That’s because the modern buyer does 67% of their research and buying process themselves online – without talking to sales. If you don’t have a great web presence and all of the things your buyer needs to do this research, they’ll turn to your competitors (and likely, your competitors will win the business).

Plus, inbound marketing is momentum-based, offering a “snowball effect” as you do more and more of it. For these reasons, inbound tends to have a much lower customer acquisition cost than outbound.

One manufacturer I worked with accelerated their sales process by 20% and more than doubled lead generation by adding an inbound marketing strategy to our existing outbound marketing efforts. We began by identifying our top three buyer personas, and then we created a content map. We then conducted a gap analysis – and found that nearly all of our content was at the bottom of the funnel (e.g., brochures and catalogs).

Our strategy for the next six months, then, was to create content to fill in the gaps in our funnel. We ramped up blog content production, created an eBook and a new white paper among other assets, and began actively promoting to our customers.

B2B Manufacturing Marketing Strategy 3: Accelerate sales and close more deals with key target accounts using Account-Based Marketing.

Your outbound and inbound marketing strategies are like throwing a big net into the ocean. You’ll catch a lot of fish, but many will be small fish, and others will be fish you’re not interested in. And that’s where Account Based Marketing (ABM) comes into play.

ABM focuses on catching specific, high-value fish, rather than a whole bunch of fish. And for manufacturers of high-ticket products, this is invaluable. Small-to-midsized companies are great customers, but putting in the energy to successfully acquire a single “whale” can be a literal goldmine for your company.

ABM starts with identifying, classifying, and prioritizing a list of Target Accounts you want to reach. For example, if you’re manufacturing a disruptive renewable product, you might want to identify and target the top 20 largest utilities in the United States.

From there, you identify the key buyers that you want to reach within these Target Accounts. So at these renewables, you might target Engineers, Purchasing, Maintenance Leaders, and Executive Leaders. Each of these has a different role on the buying committee that would choose your product.

Then, you would identify a set of tactics to help increase your exposure with these key buyers at your Target Accounts. Just like with your inbound and outbound, things like advertising, content, and email can all play a role here. But you might consider other tactics as well, like gifting – sending personalized and unique gifts, or creating personalized web pages and content.
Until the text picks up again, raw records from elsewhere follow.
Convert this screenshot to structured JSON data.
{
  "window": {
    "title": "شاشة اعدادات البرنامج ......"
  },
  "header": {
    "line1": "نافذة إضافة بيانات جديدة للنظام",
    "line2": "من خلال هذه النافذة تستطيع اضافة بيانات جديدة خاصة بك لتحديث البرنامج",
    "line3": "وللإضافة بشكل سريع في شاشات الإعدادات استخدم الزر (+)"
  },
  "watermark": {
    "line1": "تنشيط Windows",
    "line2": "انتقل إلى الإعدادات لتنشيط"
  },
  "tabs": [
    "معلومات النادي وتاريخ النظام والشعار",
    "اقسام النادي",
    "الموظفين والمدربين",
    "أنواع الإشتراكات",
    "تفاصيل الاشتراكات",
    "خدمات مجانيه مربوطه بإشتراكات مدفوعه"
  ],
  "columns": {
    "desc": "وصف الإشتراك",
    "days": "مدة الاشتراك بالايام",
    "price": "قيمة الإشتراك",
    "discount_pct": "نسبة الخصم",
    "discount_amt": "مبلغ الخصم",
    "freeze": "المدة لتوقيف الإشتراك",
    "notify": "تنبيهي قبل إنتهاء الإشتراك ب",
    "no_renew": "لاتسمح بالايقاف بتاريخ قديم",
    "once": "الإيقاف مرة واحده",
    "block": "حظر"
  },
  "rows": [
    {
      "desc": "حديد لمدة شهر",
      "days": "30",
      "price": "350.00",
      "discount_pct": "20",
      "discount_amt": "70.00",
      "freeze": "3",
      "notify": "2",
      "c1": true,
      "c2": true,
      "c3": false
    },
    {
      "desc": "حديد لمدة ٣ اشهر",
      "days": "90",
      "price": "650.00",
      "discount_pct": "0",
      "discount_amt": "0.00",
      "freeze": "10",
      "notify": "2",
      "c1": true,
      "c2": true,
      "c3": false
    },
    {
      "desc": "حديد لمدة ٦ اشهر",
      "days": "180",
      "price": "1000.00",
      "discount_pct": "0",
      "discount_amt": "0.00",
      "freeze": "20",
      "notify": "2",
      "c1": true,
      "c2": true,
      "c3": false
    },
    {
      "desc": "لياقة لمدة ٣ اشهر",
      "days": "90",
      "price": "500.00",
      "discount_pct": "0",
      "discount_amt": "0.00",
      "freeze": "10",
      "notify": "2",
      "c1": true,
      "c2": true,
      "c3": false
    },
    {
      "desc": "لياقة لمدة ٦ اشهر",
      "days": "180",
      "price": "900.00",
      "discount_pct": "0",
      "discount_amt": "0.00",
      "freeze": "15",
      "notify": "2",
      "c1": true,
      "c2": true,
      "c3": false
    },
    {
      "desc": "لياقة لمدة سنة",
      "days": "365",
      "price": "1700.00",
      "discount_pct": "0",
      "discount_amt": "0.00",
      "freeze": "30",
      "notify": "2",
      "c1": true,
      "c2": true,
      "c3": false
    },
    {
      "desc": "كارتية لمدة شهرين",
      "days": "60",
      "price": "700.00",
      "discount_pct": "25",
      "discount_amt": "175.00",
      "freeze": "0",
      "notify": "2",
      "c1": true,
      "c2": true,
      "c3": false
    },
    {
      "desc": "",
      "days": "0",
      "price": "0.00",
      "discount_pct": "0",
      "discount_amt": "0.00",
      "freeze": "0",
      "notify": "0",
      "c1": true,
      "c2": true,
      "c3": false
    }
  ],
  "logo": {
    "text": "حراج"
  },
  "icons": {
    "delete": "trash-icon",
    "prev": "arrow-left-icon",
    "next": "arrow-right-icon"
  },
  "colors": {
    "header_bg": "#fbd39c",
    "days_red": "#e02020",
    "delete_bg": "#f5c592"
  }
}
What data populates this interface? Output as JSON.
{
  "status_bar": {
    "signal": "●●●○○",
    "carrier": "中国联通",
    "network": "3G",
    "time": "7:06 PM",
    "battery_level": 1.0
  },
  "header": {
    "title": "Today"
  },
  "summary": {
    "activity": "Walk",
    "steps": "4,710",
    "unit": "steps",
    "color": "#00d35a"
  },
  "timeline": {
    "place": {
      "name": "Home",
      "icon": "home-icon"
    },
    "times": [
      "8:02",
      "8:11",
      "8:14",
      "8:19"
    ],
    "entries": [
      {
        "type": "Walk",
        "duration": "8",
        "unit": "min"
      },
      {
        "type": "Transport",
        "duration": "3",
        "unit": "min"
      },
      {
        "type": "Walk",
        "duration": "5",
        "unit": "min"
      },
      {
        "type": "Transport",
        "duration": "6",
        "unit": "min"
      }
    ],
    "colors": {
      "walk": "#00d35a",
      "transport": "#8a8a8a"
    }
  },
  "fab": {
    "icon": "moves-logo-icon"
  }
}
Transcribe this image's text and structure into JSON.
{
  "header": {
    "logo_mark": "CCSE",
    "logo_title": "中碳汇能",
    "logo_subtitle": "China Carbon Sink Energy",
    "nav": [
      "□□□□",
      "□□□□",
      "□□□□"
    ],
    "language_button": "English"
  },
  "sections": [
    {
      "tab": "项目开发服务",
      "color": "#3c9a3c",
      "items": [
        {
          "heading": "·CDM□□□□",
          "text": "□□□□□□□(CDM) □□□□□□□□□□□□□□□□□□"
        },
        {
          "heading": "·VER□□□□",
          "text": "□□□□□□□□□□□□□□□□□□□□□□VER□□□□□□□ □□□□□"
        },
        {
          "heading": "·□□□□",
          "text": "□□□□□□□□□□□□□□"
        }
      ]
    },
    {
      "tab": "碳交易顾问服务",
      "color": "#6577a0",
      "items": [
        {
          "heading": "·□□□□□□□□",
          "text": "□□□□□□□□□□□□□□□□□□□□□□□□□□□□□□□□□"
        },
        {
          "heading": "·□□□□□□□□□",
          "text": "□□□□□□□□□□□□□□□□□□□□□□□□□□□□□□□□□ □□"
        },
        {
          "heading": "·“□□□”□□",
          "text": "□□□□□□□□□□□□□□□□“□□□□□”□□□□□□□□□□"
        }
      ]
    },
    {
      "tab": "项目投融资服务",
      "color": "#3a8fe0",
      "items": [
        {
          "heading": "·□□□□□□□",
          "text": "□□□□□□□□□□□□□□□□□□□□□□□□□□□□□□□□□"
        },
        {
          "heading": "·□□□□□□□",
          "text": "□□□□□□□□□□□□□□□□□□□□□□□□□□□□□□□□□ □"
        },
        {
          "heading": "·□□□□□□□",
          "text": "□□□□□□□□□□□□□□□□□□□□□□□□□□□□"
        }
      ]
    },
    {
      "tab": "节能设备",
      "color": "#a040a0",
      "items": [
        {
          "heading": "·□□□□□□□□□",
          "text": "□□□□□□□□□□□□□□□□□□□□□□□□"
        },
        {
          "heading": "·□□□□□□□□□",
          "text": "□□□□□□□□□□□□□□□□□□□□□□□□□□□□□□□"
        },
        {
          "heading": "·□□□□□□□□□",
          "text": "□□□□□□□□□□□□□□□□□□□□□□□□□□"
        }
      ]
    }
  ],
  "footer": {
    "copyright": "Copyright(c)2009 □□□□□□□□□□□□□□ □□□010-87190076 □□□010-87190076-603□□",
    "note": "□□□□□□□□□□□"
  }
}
ABM can support many different sales and marketing objectives. For example, if you’re new to the market, you might just want to increase the chances that your target buyers take a phone call with your sales team. Or if you already have decent market awareness, your goal might be to accelerate the sales pipeline or turn more open deals into closed ones.

Adopt These 3 Marketing Strategies to Grow Your Manufacturing Company

If your manufacturing business is focusing on only one or two of these strategic pillars, it means you’re falling behind the competition and your customer’s expectations. That one-two punch can quickly turn into shrinking sales and a diminishing bottom line.

Today, the most successful companies are adopting all three of these strategies to maximize their growth. By having a strategy for outbound, inbound, and account-based marketing, you can get your product to market faster, increase sales, and reach everyone from small businesses to enterprise companies who can place those coveted large orders.

Even if you’re a smaller manufacturer or startup, you can ensure your business has a foundational approach to each of these strategies by hiring a marketing agency with proven chops using them to drive ROI for manufacturers.

New call-to-action